Dhanus is traditionally linked to the Nine Prajapatis who assisted the Demiurgos in constructing the material universe. These Holy Ones are the same as the Nine Kabalistic Sephiroth, the THREE TRINITIES which, together with the One, represent the Pythagorean mystic Decad. They are "THE VOICE OF THE LORD SVABHAVAT, THE NUMBERS, FOR HE IS ONE AND NINE." Thus the Nine, corresponding to the 'Ninth Creation,' are the totality of creators which blend in One and become the Ten. In The Secret Doctrine it is said that the Ninth Creation is that which took place in the 'Sea of Fire,' the radiant Mulaprakriti, or undifferentiated Cosmic Substance. This is the fire which generates Mahat, the sacred gift of Prometheus. First there is the One which becomes Two plus One, giving the Tetrad or Four. The number becomes Four and Three and Two. "TAKE THE FIRST TWO, AND THOU WILT OBTAIN SEVEN, THE SACRED NUMBER OF LIFE; BLEND WITH THE LATTER AND THOU WILT HAVE NINE, THE SACRED NUMBER OF BEING AND BECOMING." If seven is life, then nine is generative life and symbolizes masculine energy and cyclic existence. It is through the Nine Prajapatis that the potencies of Brahma are subsequently generated for the work of creation. The Invisible Point expands from within, producing its garment and, in turn, the brightness of this latter also expands. Thus, through a constant 'upheaving motion,' the world originated. The Spiritual Substance sent forth by the Infinite Light is the first Sephira or Shekinah. Sephira exoterically contains all the other Nine Sephiroths in her. This exoteric unfoldment describes the ninefold emergence of man.

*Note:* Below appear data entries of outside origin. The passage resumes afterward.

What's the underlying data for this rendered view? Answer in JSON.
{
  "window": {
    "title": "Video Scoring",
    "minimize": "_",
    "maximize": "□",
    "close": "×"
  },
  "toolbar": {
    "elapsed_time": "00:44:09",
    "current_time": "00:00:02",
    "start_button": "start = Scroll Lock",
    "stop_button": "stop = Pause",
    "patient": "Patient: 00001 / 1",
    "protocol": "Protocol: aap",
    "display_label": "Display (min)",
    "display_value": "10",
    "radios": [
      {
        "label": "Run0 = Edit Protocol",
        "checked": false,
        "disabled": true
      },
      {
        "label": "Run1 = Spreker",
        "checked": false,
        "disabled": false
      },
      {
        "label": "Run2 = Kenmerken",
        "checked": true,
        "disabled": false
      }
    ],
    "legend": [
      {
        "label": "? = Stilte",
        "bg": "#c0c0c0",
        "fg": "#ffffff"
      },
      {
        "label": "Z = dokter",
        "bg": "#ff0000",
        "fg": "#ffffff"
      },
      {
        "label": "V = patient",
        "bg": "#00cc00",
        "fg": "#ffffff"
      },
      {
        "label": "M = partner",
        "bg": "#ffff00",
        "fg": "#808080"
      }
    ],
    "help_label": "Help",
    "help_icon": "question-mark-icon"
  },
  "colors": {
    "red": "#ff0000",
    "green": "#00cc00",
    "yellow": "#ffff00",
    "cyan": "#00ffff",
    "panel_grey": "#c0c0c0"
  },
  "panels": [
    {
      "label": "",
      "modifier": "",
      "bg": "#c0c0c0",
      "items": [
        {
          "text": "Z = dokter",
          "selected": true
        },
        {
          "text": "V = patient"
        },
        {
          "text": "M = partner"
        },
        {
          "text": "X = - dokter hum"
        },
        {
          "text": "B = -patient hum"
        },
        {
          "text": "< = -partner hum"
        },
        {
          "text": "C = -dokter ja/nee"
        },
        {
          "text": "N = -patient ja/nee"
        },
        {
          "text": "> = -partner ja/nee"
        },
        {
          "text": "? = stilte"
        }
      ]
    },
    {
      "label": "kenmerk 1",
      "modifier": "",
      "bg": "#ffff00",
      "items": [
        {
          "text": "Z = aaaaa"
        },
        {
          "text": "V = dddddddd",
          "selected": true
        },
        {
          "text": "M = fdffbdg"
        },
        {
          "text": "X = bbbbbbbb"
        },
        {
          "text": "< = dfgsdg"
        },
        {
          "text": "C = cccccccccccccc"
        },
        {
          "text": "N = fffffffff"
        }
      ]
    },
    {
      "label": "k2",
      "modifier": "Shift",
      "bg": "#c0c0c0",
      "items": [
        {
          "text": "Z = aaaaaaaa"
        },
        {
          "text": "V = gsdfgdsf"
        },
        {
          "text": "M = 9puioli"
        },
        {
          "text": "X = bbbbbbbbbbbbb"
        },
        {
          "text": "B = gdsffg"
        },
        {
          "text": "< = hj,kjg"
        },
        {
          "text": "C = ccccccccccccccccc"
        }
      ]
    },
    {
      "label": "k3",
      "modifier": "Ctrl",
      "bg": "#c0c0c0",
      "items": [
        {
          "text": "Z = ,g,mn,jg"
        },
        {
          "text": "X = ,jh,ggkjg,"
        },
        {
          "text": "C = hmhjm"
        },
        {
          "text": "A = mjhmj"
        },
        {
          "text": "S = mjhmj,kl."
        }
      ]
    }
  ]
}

 Before the separation of the sexes in the mid-Third Root Race there was no sign of Libra, and Virgo and Scorpio were one. After the division there were thus two extra signs. The fruit gathered is that of the gestated man, plus the energy of the separation and union. This separation mirrors the cosmic division of the One and produces a tension symbolized by the balance of Libra, or the bow between the two, and marks the manifestation into the visible world of that which has developed on the unseen planes. Thus there is a new duality producing a trinity on earth, the energies of which must be raised up into the triangular point of the aspiring arrow of Sagittarius.

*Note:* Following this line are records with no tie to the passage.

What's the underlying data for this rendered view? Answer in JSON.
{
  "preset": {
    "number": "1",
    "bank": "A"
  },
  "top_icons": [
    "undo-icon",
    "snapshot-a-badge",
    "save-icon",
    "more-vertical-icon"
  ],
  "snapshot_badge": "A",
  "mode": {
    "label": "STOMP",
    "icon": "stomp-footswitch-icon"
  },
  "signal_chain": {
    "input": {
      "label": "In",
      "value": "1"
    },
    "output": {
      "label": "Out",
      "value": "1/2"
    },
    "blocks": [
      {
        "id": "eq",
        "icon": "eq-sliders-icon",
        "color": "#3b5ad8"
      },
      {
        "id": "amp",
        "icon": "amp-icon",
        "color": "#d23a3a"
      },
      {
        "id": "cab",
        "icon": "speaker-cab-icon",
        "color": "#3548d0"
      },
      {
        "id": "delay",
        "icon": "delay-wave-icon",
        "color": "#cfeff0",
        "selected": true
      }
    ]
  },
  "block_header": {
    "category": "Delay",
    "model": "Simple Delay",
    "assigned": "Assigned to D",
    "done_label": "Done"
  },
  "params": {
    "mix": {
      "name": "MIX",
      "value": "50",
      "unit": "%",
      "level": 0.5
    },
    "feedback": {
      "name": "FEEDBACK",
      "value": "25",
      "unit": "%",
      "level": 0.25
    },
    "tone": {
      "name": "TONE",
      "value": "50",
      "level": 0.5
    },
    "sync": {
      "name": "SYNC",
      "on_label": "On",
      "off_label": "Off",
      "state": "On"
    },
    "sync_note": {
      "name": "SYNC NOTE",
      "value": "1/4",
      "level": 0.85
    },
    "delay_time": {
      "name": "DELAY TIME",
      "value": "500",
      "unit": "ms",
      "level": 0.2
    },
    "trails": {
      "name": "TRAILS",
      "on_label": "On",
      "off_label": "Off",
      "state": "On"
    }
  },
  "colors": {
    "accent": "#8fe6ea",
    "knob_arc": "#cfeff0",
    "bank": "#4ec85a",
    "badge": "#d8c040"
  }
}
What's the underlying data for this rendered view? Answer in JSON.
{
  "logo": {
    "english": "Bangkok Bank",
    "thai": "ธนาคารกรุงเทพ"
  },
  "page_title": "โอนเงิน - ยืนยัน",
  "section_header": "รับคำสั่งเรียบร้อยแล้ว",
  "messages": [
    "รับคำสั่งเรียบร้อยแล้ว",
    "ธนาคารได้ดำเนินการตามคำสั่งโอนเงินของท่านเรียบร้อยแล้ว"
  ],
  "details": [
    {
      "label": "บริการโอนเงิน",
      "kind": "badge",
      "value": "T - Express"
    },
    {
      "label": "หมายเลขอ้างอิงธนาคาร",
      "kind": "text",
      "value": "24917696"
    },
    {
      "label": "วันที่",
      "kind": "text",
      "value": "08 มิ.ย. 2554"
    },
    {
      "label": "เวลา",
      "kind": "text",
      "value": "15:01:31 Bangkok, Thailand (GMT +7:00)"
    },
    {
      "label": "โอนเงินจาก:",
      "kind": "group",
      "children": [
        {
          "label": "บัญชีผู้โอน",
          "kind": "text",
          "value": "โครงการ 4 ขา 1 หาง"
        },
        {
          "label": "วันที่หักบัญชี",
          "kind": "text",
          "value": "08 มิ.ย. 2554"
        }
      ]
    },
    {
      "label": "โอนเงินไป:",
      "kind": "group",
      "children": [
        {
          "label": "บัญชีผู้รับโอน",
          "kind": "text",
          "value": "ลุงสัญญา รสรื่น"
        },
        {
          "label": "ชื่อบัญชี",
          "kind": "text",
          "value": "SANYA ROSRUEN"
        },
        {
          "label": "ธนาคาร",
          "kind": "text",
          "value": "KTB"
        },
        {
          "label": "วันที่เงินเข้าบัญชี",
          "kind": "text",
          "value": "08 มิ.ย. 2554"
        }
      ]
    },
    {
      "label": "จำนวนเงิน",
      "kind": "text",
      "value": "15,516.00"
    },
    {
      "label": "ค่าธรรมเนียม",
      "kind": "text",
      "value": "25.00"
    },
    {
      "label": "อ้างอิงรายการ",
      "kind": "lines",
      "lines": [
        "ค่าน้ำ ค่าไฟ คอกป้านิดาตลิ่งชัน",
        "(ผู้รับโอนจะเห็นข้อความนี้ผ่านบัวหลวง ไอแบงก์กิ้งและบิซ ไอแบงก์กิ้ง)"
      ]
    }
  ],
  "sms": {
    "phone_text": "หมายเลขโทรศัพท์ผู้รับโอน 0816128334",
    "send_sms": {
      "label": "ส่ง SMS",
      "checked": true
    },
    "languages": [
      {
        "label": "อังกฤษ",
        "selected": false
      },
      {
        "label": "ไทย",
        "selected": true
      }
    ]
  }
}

 There is a striking analogy here with the fact that the human foetus is fully formed at seven months and yet remains unmanifest in the womb for two more months. During the last two months the foetus tuples in weight, taking on a thick layer of adipose tissue It is taking on grosser sheaths in preparation for emergence into the world. There is a further refinement of sexual development during this stage which corresponds to the cosmic process whereby the seven became the nine. This is clearly linked up with the potencies (of Brahma) that are to be generated (through the Nine Prajapatis) for the work of creation. The mystery of the ten female gates and the nine male gates can only be solved by Buddhic intuition. H.P. Blavatsky declared, "When the Western Orientalists have mastered the real meaning of the Rig-Vedic divisions of the World - the two-fold, three-fold, six- and seven-fold, and especially the NINE-FOLD DIVISION, the mystery of the cyclic divisions applied to heaven and earth, gods and men, will become clearer than it is now."

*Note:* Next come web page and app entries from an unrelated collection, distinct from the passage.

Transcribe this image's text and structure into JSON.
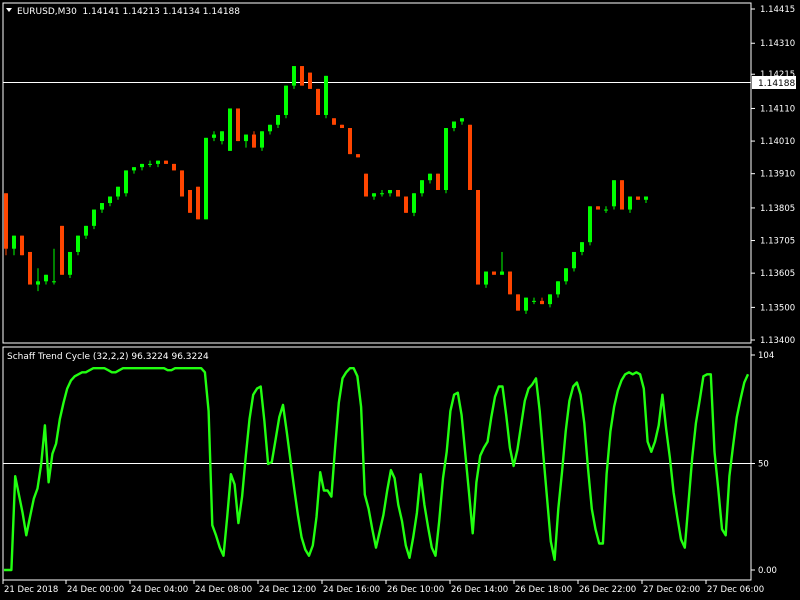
{
  "header": {
    "symbol_line": "EURUSD,M30  1.14141 1.14213 1.14134 1.14188",
    "dropdown_icon": "triangle-down-icon"
  },
  "indicator": {
    "title": "Schaff Trend Cycle (32,2,2) 96.3224 96.3224"
  },
  "colors": {
    "background": "#000000",
    "bull": "#00ff00",
    "bear": "#ff4500",
    "stc_line": "#22ff11",
    "axis": "#ffffff",
    "grid_line": "#ffffff"
  },
  "chart_data": [
    {
      "type": "candlestick",
      "title": "EURUSD,M30",
      "current_price": 1.14188,
      "current_price_label": "1.14188",
      "ylim": [
        1.134,
        1.1445
      ],
      "y_tick_labels": [
        "1.14415",
        "1.14310",
        "1.14215",
        "1.14110",
        "1.14010",
        "1.13910",
        "1.13805",
        "1.13705",
        "1.13605",
        "1.13500",
        "1.13400"
      ],
      "x_tick_labels": [
        "21 Dec 2018",
        "24 Dec 00:00",
        "24 Dec 04:00",
        "24 Dec 08:00",
        "24 Dec 12:00",
        "24 Dec 16:00",
        "26 Dec 10:00",
        "26 Dec 14:00",
        "26 Dec 18:00",
        "26 Dec 22:00",
        "27 Dec 02:00",
        "27 Dec 06:00"
      ],
      "candles": [
        [
          1.1385,
          1.1385,
          1.1366,
          1.1368
        ],
        [
          1.1368,
          1.1372,
          1.1366,
          1.1372
        ],
        [
          1.1372,
          1.1372,
          1.1366,
          1.1366
        ],
        [
          1.1367,
          1.1367,
          1.1357,
          1.1357
        ],
        [
          1.1357,
          1.1362,
          1.1355,
          1.1358
        ],
        [
          1.1358,
          1.136,
          1.1357,
          1.136
        ],
        [
          1.1358,
          1.1368,
          1.1357,
          1.1358
        ],
        [
          1.1375,
          1.1375,
          1.136,
          1.136
        ],
        [
          1.136,
          1.1367,
          1.1359,
          1.1367
        ],
        [
          1.1367,
          1.1372,
          1.1366,
          1.1372
        ],
        [
          1.1372,
          1.1375,
          1.1371,
          1.1375
        ],
        [
          1.1375,
          1.138,
          1.1374,
          1.138
        ],
        [
          1.138,
          1.1382,
          1.1379,
          1.1382
        ],
        [
          1.1382,
          1.1384,
          1.1381,
          1.1384
        ],
        [
          1.1384,
          1.1387,
          1.1383,
          1.1387
        ],
        [
          1.1385,
          1.1392,
          1.1384,
          1.1392
        ],
        [
          1.1392,
          1.1393,
          1.1391,
          1.1393
        ],
        [
          1.1393,
          1.1394,
          1.1392,
          1.1394
        ],
        [
          1.1394,
          1.1395,
          1.1393,
          1.1394
        ],
        [
          1.1394,
          1.1395,
          1.1393,
          1.1395
        ],
        [
          1.1395,
          1.1395,
          1.1394,
          1.1394
        ],
        [
          1.1394,
          1.1394,
          1.1392,
          1.1392
        ],
        [
          1.1392,
          1.1392,
          1.1384,
          1.1384
        ],
        [
          1.1386,
          1.1386,
          1.1379,
          1.1379
        ],
        [
          1.1387,
          1.1387,
          1.1377,
          1.1377
        ],
        [
          1.1377,
          1.1402,
          1.1377,
          1.1402
        ],
        [
          1.1402,
          1.1404,
          1.1401,
          1.1403
        ],
        [
          1.1401,
          1.1404,
          1.14,
          1.1404
        ],
        [
          1.1398,
          1.1411,
          1.1398,
          1.1411
        ],
        [
          1.1411,
          1.1411,
          1.1401,
          1.1401
        ],
        [
          1.1401,
          1.1403,
          1.1399,
          1.1403
        ],
        [
          1.1403,
          1.1404,
          1.1399,
          1.1399
        ],
        [
          1.1399,
          1.1404,
          1.1398,
          1.1404
        ],
        [
          1.1404,
          1.1406,
          1.1403,
          1.1406
        ],
        [
          1.1406,
          1.1409,
          1.1405,
          1.1409
        ],
        [
          1.1409,
          1.1418,
          1.1408,
          1.1418
        ],
        [
          1.1418,
          1.1424,
          1.1417,
          1.1424
        ],
        [
          1.1424,
          1.1424,
          1.1418,
          1.1418
        ],
        [
          1.1422,
          1.1422,
          1.1417,
          1.1417
        ],
        [
          1.1417,
          1.1417,
          1.1409,
          1.1409
        ],
        [
          1.1409,
          1.1421,
          1.1408,
          1.1421
        ],
        [
          1.1408,
          1.1408,
          1.1406,
          1.1406
        ],
        [
          1.1406,
          1.1406,
          1.1405,
          1.1405
        ],
        [
          1.1405,
          1.1405,
          1.1397,
          1.1397
        ],
        [
          1.1397,
          1.1397,
          1.1396,
          1.1396
        ],
        [
          1.1391,
          1.1391,
          1.1384,
          1.1384
        ],
        [
          1.1384,
          1.1385,
          1.1383,
          1.1385
        ],
        [
          1.1385,
          1.1386,
          1.1384,
          1.1385
        ],
        [
          1.1385,
          1.1386,
          1.1384,
          1.1386
        ],
        [
          1.1386,
          1.1386,
          1.1384,
          1.1384
        ],
        [
          1.1384,
          1.1384,
          1.1379,
          1.1379
        ],
        [
          1.1379,
          1.1385,
          1.1378,
          1.1385
        ],
        [
          1.1385,
          1.1389,
          1.1384,
          1.1389
        ],
        [
          1.1389,
          1.1391,
          1.1388,
          1.1391
        ],
        [
          1.1391,
          1.1391,
          1.1386,
          1.1386
        ],
        [
          1.1386,
          1.1405,
          1.1385,
          1.1405
        ],
        [
          1.1405,
          1.1407,
          1.1404,
          1.1407
        ],
        [
          1.1407,
          1.1408,
          1.1406,
          1.1408
        ],
        [
          1.1406,
          1.1406,
          1.1386,
          1.1386
        ],
        [
          1.1386,
          1.1386,
          1.1357,
          1.1357
        ],
        [
          1.1357,
          1.1361,
          1.1356,
          1.1361
        ],
        [
          1.1361,
          1.1361,
          1.136,
          1.136
        ],
        [
          1.136,
          1.1367,
          1.136,
          1.1361
        ],
        [
          1.1361,
          1.1361,
          1.1354,
          1.1354
        ],
        [
          1.1354,
          1.1354,
          1.1349,
          1.1349
        ],
        [
          1.1349,
          1.1353,
          1.1348,
          1.1353
        ],
        [
          1.1352,
          1.1353,
          1.1351,
          1.1352
        ],
        [
          1.1352,
          1.1353,
          1.1351,
          1.1351
        ],
        [
          1.1351,
          1.1354,
          1.135,
          1.1354
        ],
        [
          1.1354,
          1.1358,
          1.1353,
          1.1358
        ],
        [
          1.1358,
          1.1362,
          1.1357,
          1.1362
        ],
        [
          1.1362,
          1.1367,
          1.1361,
          1.1367
        ],
        [
          1.1367,
          1.137,
          1.1366,
          1.137
        ],
        [
          1.137,
          1.1381,
          1.1369,
          1.1381
        ],
        [
          1.1381,
          1.1381,
          1.138,
          1.138
        ],
        [
          1.138,
          1.1381,
          1.1379,
          1.138
        ],
        [
          1.1381,
          1.1389,
          1.138,
          1.1389
        ],
        [
          1.1389,
          1.1389,
          1.138,
          1.138
        ],
        [
          1.138,
          1.1384,
          1.1379,
          1.1384
        ],
        [
          1.1384,
          1.1384,
          1.1383,
          1.1383
        ],
        [
          1.1383,
          1.1384,
          1.1382,
          1.1384
        ]
      ]
    },
    {
      "type": "line",
      "title": "Schaff Trend Cycle (32,2,2)",
      "ylim": [
        0,
        104
      ],
      "y_tick_labels": [
        "104",
        "50",
        "0.00"
      ],
      "reference_level": 50,
      "values": [
        0,
        0,
        0,
        46,
        37,
        28,
        17,
        26,
        35,
        40,
        52,
        71,
        43,
        57,
        62,
        74,
        82,
        89,
        93,
        95,
        96,
        97,
        97,
        98,
        99,
        99,
        99,
        99,
        98,
        97,
        97,
        98,
        99,
        99,
        99,
        99,
        99,
        99,
        99,
        99,
        99,
        99,
        99,
        99,
        98,
        98,
        99,
        99,
        99,
        99,
        99,
        99,
        99,
        99,
        97,
        78,
        22,
        17,
        11,
        7,
        26,
        47,
        42,
        23,
        36,
        56,
        74,
        86,
        89,
        90,
        73,
        52,
        53,
        64,
        75,
        81,
        68,
        54,
        40,
        27,
        16,
        10,
        7,
        12,
        26,
        48,
        39,
        39,
        36,
        60,
        82,
        94,
        97,
        99,
        99,
        95,
        80,
        37,
        30,
        20,
        11,
        19,
        27,
        39,
        49,
        45,
        32,
        24,
        12,
        6,
        16,
        28,
        47,
        32,
        21,
        11,
        7,
        24,
        45,
        58,
        78,
        86,
        87,
        76,
        57,
        38,
        18,
        43,
        56,
        60,
        63,
        75,
        85,
        90,
        90,
        76,
        60,
        51,
        59,
        71,
        83,
        89,
        91,
        94,
        78,
        56,
        35,
        14,
        5,
        30,
        48,
        68,
        83,
        90,
        92,
        86,
        72,
        50,
        30,
        20,
        13,
        13,
        47,
        68,
        80,
        88,
        93,
        96,
        97,
        96,
        97,
        96,
        89,
        63,
        58,
        63,
        71,
        86,
        69,
        55,
        38,
        26,
        15,
        11,
        33,
        55,
        72,
        83,
        95,
        96,
        96,
        58,
        40,
        20,
        17,
        46,
        61,
        75,
        84,
        92,
        96
      ]
    }
  ]
}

 The zodiacal sign of Sagittarius marks the rise of the soul to an Apollonian grasp of destiny. Well it may heed the courageous example of the selfless Chiron who sacrificed himself so readily in an effort to restore the fallen Prometheus to his rightful Olympian throne. A steady gaze, firm stance and complete openness to the heartbeat of the universe are required if the pilgrim soul would loose the arrow of its being from a perfectly balanced bow and strike the very centre of the Spiritual Sun.